Brief:
Gather each line of the records where "JSON" appears.

Data about app and page elements:
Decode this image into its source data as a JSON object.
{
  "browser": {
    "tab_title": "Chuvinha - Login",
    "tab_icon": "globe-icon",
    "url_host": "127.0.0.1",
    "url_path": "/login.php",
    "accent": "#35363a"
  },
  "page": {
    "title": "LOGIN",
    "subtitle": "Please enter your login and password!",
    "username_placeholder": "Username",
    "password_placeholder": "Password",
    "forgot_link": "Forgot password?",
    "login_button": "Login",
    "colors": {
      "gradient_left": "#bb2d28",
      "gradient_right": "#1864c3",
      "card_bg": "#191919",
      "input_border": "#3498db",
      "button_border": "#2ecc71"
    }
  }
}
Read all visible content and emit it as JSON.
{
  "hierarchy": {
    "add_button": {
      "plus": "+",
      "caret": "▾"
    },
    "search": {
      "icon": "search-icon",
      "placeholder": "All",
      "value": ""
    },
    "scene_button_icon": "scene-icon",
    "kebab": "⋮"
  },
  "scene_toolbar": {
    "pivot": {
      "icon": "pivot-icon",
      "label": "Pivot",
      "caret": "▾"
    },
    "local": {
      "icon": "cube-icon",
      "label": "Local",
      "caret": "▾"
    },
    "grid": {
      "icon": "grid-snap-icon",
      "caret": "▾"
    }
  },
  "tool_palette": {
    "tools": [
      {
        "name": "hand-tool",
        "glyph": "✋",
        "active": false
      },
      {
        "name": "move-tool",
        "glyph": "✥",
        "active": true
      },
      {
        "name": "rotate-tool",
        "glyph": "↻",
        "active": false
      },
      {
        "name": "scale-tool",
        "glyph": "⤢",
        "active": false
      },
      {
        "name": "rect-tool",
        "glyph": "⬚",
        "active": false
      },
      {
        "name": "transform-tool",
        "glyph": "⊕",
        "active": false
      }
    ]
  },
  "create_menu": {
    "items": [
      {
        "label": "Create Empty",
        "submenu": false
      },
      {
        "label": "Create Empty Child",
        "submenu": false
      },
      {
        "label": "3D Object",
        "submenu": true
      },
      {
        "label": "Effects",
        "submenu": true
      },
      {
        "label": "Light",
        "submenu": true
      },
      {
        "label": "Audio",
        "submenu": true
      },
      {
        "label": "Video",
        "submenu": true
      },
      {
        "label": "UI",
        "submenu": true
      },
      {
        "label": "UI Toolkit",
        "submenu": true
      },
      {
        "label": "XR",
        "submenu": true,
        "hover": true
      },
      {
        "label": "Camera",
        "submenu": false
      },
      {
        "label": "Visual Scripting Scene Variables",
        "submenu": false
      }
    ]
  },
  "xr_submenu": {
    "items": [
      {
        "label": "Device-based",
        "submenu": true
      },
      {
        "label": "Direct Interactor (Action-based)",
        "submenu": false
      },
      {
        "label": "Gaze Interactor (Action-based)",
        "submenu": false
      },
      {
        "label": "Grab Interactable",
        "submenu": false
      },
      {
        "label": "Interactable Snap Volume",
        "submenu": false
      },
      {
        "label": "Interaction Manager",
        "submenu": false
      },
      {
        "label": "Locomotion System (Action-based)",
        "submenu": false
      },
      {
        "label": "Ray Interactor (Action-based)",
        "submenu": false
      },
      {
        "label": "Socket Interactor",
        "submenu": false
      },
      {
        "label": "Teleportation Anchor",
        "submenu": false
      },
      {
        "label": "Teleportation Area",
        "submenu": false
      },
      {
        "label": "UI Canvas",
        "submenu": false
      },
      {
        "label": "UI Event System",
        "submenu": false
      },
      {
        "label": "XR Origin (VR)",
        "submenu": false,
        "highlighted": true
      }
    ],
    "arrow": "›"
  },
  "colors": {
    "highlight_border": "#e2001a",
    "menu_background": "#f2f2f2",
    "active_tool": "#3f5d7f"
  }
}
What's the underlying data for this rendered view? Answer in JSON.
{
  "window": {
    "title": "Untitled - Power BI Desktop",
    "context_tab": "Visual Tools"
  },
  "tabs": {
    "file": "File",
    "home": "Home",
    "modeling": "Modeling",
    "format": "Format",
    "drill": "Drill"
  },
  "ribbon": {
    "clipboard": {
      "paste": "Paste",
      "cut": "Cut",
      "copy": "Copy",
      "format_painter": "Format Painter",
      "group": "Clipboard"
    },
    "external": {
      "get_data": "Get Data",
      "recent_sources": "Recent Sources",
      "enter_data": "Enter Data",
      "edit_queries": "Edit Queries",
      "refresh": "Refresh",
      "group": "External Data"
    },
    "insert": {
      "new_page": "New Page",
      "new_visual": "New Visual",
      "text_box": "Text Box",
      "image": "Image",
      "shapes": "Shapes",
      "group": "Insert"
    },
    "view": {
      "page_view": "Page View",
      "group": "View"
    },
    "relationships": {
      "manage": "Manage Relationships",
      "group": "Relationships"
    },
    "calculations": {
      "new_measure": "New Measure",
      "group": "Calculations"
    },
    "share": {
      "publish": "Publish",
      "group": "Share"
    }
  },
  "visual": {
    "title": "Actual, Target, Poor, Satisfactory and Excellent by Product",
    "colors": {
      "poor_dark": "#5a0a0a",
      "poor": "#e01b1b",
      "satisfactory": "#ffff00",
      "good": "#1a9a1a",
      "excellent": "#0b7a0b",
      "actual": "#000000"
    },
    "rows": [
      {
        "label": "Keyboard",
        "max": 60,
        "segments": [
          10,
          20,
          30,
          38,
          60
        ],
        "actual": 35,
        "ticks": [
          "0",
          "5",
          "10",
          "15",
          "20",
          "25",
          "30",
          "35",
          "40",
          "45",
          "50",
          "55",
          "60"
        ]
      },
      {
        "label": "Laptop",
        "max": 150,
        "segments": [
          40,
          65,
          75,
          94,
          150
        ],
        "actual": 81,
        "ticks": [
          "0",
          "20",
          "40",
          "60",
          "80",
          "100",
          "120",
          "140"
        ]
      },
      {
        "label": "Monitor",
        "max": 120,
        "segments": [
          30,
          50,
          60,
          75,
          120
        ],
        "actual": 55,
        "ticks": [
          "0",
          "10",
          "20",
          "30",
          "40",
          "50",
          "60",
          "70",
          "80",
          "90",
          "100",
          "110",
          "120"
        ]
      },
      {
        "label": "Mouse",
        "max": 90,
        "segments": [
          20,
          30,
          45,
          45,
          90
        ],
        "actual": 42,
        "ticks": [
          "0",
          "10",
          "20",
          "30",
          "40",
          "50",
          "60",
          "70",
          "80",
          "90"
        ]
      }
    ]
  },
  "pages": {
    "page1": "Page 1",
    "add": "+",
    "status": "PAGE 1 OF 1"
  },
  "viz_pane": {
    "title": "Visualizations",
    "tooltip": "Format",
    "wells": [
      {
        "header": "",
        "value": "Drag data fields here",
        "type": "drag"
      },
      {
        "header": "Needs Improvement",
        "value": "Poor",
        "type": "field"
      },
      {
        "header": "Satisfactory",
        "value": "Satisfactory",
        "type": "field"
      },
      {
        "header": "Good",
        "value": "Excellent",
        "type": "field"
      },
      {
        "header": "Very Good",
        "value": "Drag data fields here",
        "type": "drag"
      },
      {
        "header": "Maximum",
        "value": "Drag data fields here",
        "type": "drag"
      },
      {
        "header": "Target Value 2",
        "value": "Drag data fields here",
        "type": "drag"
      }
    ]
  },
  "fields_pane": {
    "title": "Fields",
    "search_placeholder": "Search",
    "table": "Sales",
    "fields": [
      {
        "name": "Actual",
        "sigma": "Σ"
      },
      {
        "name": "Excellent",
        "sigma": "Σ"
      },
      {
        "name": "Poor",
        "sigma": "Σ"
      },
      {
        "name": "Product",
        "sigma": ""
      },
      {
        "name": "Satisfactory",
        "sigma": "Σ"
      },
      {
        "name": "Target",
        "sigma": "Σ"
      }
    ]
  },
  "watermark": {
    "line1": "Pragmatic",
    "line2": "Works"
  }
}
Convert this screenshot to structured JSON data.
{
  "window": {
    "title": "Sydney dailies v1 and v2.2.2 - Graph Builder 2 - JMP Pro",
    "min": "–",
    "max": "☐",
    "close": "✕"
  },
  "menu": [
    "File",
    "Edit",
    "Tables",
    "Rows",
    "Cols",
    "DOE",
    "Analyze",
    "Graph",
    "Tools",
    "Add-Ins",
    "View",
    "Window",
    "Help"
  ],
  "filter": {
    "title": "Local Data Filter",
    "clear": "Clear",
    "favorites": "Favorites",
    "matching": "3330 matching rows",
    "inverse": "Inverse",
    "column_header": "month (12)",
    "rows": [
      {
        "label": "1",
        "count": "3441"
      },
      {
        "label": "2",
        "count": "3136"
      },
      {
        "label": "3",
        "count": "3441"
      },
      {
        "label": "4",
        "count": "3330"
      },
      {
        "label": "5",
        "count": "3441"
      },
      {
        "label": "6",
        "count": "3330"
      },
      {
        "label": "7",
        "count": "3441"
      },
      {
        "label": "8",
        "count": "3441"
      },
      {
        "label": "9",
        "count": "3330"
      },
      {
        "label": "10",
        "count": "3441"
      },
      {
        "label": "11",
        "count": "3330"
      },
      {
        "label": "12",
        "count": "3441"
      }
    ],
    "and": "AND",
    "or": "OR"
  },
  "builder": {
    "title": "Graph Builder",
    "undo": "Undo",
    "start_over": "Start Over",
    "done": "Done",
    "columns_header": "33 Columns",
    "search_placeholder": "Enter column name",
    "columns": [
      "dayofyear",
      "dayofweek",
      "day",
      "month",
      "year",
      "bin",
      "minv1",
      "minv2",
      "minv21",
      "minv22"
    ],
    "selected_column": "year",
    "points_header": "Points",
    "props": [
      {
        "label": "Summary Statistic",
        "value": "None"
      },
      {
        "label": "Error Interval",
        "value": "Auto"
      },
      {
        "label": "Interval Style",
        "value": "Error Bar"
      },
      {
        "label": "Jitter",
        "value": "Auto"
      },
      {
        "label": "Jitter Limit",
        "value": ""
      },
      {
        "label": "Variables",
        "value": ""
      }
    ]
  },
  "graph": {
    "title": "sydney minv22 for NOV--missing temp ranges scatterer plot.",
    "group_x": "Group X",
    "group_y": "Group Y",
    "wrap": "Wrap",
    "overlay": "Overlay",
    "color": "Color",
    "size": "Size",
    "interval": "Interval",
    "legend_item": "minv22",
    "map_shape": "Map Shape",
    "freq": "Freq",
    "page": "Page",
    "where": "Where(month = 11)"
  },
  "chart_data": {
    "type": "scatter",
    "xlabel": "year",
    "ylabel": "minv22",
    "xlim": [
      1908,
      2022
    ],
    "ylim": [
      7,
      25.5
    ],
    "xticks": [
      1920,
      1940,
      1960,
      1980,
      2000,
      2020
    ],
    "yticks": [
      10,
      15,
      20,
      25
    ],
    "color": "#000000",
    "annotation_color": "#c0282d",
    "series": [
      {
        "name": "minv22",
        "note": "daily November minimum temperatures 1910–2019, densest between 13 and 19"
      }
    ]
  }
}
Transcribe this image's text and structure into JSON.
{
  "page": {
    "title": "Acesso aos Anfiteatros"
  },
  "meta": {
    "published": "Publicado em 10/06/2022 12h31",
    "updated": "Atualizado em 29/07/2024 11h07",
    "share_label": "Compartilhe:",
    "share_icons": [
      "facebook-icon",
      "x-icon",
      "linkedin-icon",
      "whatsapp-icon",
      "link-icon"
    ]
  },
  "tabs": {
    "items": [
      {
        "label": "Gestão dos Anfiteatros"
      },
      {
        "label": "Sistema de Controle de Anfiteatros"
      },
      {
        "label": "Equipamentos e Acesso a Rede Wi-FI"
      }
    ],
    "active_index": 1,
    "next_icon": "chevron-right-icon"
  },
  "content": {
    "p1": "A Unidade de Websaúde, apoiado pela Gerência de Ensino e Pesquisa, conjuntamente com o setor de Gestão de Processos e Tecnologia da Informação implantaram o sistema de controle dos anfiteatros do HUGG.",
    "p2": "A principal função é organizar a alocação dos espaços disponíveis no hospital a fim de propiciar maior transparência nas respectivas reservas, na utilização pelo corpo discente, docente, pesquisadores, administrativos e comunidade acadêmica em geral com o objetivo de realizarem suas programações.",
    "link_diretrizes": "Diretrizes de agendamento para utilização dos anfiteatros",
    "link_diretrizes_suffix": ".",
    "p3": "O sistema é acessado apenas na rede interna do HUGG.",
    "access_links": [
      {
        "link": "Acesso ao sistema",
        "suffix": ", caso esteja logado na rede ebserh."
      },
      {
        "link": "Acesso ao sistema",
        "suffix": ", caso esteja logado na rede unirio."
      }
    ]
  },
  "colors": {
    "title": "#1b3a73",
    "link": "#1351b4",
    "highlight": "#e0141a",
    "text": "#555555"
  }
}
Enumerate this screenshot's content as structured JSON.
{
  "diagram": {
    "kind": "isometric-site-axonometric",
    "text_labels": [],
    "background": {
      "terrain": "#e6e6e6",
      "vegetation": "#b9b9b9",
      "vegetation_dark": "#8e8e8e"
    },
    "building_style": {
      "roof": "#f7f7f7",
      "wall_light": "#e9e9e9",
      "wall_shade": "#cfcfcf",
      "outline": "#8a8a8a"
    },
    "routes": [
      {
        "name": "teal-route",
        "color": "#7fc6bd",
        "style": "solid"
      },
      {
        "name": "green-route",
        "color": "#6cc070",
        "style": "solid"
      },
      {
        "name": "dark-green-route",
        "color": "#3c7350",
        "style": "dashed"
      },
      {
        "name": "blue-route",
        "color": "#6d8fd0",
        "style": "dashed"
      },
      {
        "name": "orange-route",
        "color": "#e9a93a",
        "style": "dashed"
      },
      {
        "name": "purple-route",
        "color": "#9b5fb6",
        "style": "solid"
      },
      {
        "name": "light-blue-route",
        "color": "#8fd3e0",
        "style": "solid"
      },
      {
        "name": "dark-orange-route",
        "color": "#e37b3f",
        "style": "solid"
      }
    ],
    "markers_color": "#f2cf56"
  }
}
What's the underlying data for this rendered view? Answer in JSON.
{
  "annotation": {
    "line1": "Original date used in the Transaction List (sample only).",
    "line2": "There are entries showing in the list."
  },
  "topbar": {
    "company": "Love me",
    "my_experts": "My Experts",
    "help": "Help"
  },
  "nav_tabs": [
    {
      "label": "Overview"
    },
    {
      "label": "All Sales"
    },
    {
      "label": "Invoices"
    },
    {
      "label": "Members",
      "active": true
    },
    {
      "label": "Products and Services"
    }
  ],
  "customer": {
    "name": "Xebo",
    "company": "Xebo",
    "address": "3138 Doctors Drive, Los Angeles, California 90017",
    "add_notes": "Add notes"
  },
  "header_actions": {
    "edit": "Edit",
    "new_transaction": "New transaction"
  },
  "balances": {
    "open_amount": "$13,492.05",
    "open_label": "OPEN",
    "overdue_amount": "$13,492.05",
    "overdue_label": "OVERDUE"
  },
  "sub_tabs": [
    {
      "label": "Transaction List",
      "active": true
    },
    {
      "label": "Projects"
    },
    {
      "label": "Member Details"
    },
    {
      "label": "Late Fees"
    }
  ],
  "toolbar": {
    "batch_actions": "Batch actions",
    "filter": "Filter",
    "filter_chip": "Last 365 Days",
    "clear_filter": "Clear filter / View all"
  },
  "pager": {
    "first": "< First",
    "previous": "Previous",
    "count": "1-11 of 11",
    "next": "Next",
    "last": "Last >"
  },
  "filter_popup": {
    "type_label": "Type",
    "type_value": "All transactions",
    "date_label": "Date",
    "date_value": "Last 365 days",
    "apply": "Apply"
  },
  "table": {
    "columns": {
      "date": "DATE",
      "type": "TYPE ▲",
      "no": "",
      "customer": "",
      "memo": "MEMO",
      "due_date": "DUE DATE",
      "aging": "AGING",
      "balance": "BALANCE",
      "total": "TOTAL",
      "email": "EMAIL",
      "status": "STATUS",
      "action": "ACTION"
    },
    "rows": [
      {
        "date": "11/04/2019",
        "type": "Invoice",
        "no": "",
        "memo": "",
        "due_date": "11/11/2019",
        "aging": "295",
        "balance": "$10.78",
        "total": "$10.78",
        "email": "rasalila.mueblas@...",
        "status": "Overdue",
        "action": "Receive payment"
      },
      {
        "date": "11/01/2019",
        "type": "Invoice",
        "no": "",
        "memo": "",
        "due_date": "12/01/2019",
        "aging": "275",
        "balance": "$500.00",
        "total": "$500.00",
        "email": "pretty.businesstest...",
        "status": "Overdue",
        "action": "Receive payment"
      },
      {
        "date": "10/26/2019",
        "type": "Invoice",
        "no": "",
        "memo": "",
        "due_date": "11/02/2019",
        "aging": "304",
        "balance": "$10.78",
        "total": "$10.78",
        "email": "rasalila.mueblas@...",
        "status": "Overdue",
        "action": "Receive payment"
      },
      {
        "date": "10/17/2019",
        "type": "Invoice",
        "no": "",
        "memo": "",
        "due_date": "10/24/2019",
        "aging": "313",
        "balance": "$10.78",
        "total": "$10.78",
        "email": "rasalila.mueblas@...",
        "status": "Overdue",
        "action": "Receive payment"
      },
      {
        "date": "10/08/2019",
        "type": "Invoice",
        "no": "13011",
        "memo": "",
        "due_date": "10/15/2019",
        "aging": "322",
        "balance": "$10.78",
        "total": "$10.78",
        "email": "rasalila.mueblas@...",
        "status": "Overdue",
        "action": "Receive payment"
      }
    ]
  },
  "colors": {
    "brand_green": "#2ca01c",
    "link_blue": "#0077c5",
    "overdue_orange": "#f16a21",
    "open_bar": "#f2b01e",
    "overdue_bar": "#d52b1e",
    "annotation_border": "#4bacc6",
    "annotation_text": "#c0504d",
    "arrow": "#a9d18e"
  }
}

Solution to the exercise:
Decode this image into its source data as a JSON object.
Read all visible content and emit it as JSON.
What's the underlying data for this rendered view? Answer in JSON.
Convert this screenshot to structured JSON data.
Transcribe this image's text and structure into JSON.
Enumerate this screenshot's content as structured JSON.
What's the underlying data for this rendered view? Answer in JSON.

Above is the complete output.